*DIRECTIONS*:
Present each line of the entries below that holds the word "Office".

*EXERCISE DATA*:
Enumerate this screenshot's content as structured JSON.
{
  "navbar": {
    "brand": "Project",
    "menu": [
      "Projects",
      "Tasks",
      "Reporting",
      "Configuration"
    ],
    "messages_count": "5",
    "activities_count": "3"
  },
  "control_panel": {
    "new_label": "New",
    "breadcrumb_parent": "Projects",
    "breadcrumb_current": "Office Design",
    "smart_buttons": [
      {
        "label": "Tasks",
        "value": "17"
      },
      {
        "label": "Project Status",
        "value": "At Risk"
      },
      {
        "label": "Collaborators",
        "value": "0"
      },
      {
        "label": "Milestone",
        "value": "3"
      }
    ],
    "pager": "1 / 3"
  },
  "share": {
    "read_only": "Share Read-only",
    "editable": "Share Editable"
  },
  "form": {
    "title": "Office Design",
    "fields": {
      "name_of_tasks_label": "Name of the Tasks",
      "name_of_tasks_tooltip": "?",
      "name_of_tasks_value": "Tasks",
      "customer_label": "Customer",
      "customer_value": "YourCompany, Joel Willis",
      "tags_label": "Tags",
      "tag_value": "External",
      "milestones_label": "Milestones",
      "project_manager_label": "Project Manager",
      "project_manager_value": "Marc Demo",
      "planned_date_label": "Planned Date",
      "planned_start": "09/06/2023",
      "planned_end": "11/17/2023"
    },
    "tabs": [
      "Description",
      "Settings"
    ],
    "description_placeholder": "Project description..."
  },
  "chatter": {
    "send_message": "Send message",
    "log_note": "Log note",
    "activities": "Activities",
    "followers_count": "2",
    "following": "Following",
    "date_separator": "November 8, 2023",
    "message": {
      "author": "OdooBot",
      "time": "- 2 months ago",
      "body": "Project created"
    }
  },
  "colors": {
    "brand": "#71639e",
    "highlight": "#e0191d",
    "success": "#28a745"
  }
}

*RESULT*:
    "breadcrumb_current": "Office Design",
    "title": "Office Design",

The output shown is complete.